Every line in the entries where "Calendar" is found should be copied.

(Dataset rows describing interfaces)
>>>
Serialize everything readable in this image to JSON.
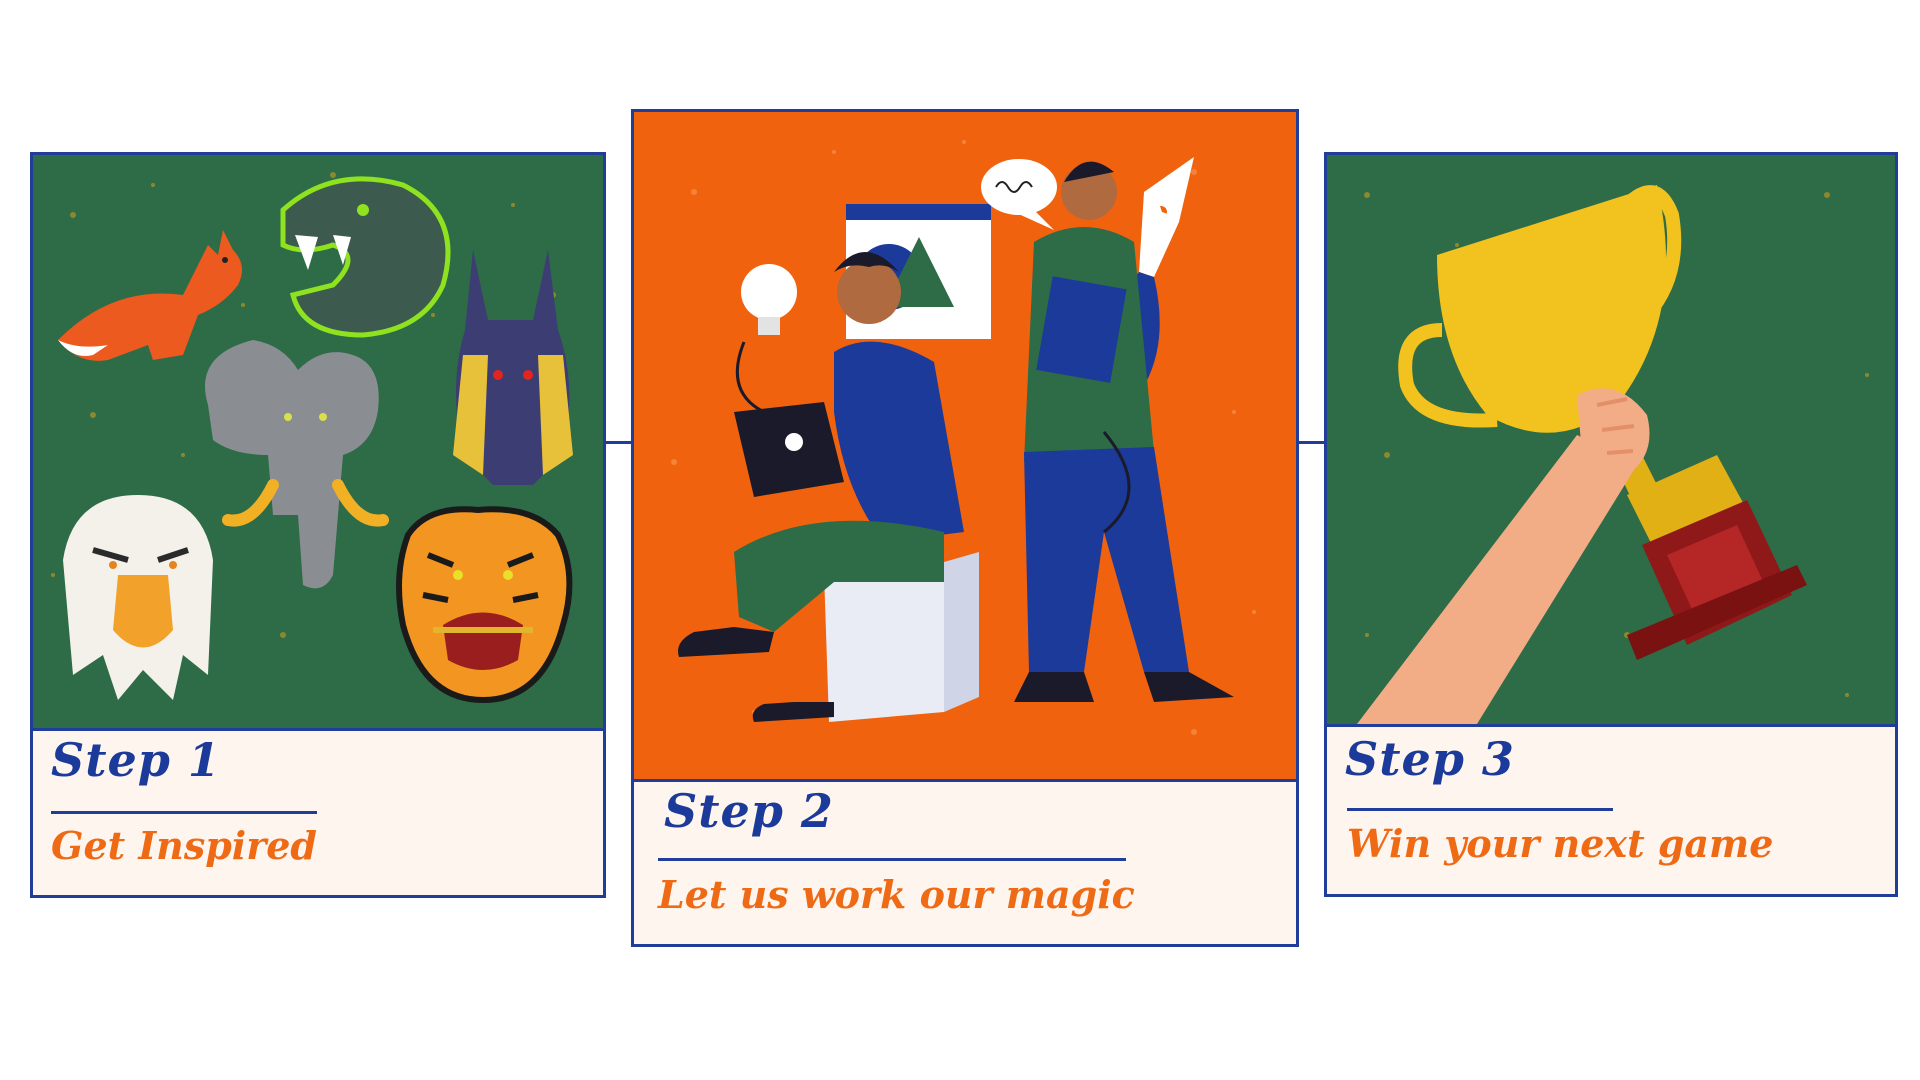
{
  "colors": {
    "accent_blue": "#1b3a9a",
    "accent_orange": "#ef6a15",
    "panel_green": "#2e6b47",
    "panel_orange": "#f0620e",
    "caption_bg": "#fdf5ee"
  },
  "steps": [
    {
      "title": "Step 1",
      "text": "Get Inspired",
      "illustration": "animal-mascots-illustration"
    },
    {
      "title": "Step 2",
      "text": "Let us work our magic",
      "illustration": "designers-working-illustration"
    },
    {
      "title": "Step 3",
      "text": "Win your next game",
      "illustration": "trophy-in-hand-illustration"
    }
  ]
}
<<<
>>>
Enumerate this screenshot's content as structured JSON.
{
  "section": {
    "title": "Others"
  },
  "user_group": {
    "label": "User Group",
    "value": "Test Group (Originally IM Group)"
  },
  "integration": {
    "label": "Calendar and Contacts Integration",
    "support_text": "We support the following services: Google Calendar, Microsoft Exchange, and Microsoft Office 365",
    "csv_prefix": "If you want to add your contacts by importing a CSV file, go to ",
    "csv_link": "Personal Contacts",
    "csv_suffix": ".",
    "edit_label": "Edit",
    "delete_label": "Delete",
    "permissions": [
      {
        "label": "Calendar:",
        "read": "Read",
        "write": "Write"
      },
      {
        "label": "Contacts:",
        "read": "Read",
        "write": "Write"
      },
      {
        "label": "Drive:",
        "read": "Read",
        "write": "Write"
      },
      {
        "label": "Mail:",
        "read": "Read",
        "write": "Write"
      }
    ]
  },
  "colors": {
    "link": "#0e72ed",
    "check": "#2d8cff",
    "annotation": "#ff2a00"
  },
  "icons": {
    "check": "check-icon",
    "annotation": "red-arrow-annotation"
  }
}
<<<
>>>
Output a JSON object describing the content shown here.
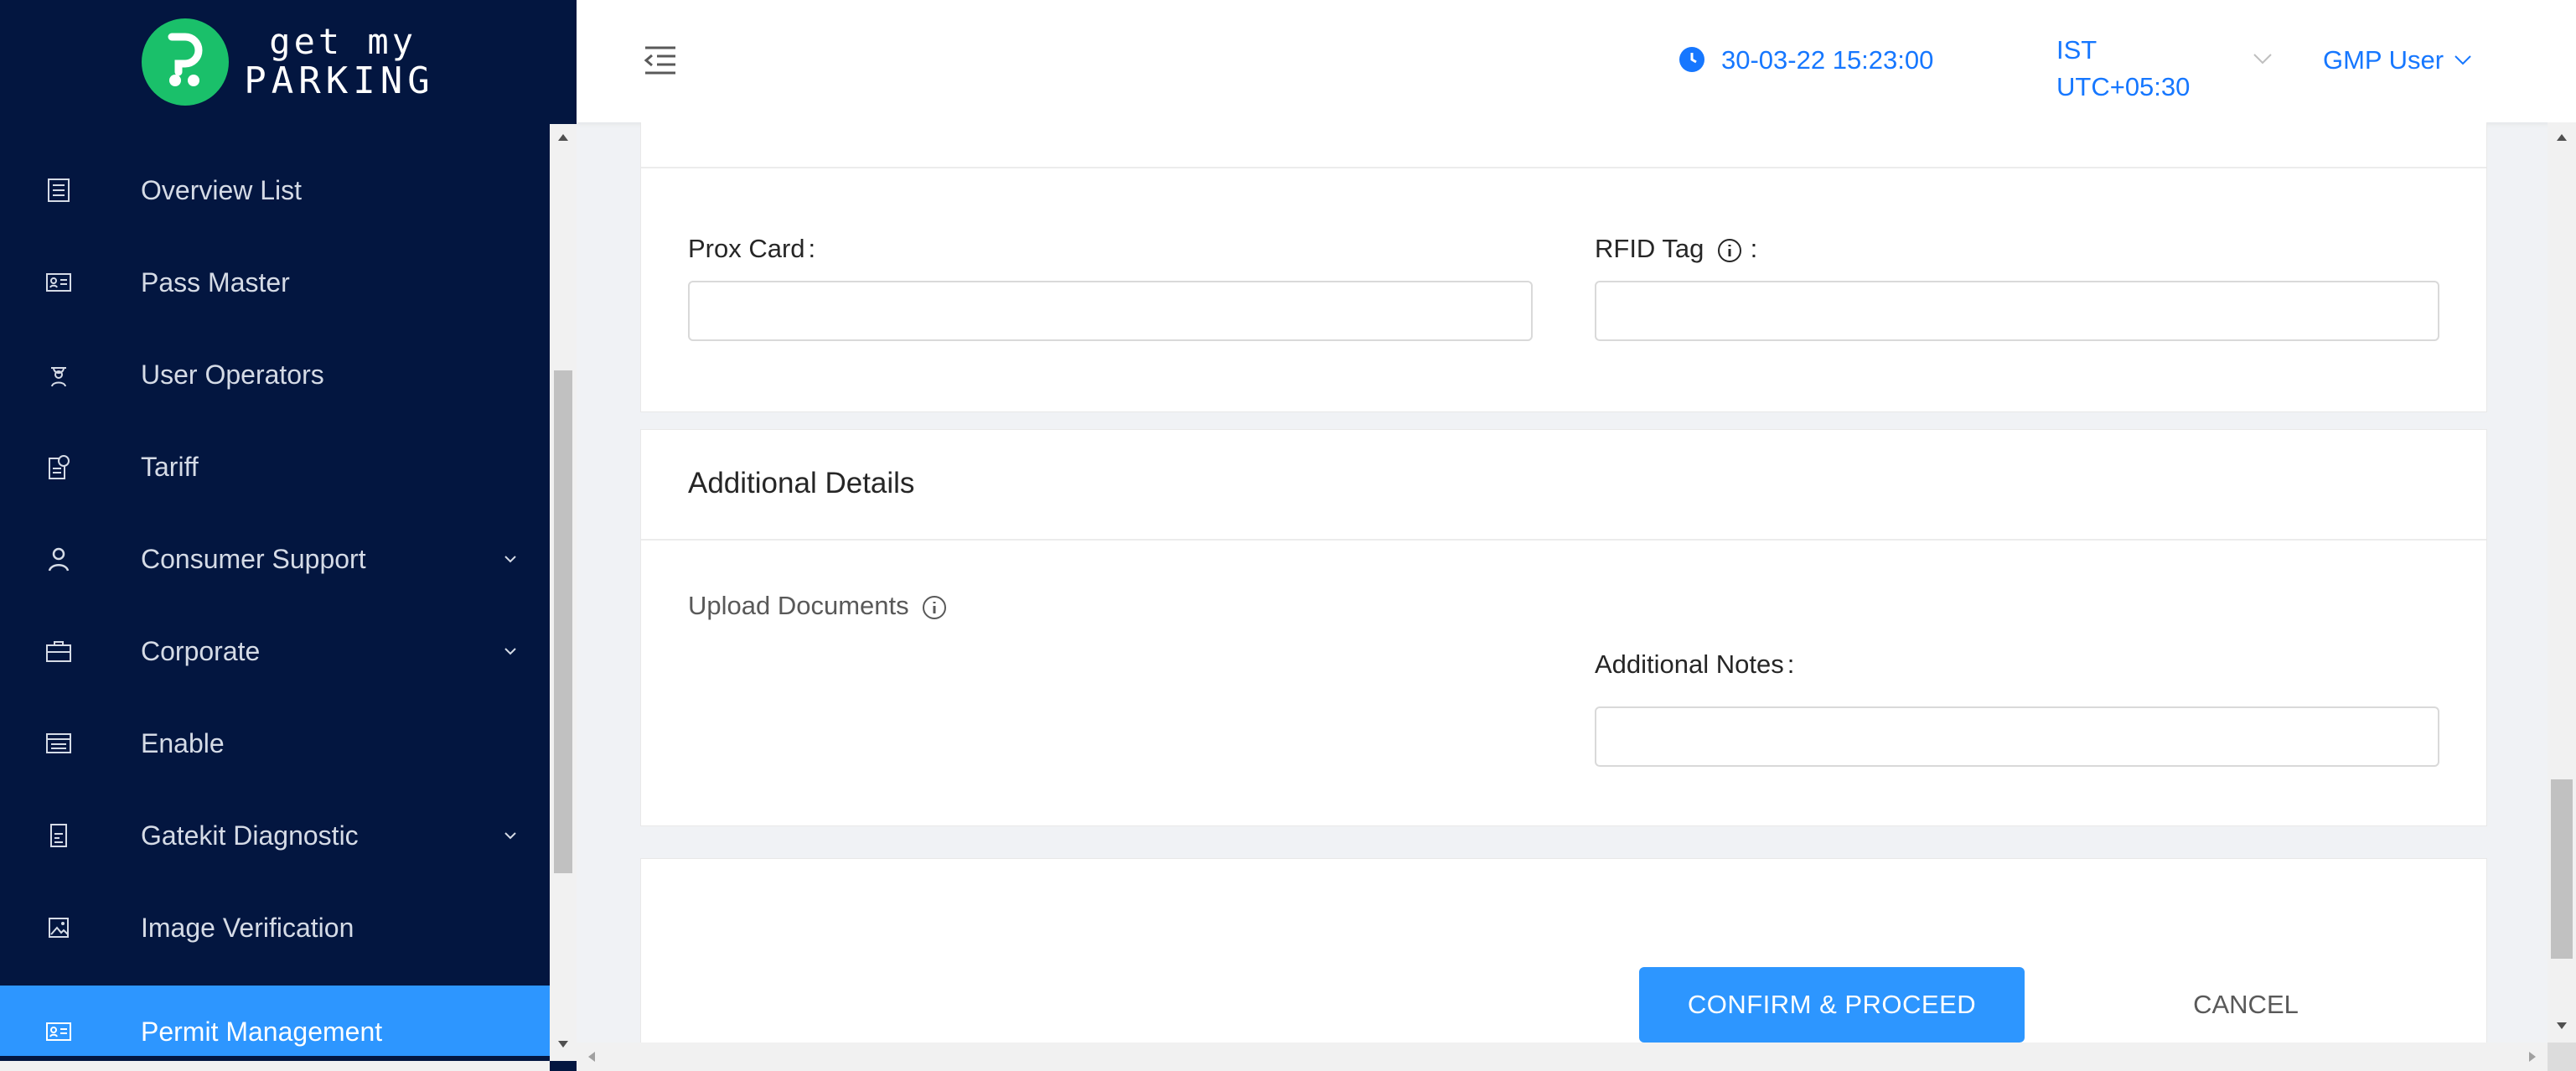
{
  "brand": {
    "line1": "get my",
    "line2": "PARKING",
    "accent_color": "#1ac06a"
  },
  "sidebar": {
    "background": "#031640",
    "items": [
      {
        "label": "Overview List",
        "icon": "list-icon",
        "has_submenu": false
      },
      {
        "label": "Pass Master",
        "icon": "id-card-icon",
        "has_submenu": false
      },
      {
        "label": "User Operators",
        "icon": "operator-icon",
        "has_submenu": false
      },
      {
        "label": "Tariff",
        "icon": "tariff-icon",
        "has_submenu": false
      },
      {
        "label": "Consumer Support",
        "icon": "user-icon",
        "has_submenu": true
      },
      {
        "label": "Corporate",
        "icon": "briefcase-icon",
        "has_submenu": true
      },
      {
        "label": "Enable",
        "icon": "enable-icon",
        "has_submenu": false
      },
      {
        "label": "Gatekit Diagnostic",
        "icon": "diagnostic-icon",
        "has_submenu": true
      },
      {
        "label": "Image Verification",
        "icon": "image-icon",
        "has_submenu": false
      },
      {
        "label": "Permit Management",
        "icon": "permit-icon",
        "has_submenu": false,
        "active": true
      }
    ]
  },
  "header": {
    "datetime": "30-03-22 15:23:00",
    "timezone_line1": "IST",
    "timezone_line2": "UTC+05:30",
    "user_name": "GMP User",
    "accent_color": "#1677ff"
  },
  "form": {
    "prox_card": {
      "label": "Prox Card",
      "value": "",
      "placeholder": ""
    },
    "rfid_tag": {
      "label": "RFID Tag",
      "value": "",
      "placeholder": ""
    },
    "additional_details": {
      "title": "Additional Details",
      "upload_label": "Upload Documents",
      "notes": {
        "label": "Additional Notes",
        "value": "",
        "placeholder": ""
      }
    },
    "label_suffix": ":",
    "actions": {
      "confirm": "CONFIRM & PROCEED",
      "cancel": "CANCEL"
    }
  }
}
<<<
[Final answer]:
    "label": "Calendar and Contacts Integration",
    "support_text": "We support the following services: Google Calendar, Microsoft Exchange, and Microsoft Office 365",
        "label": "Calendar:",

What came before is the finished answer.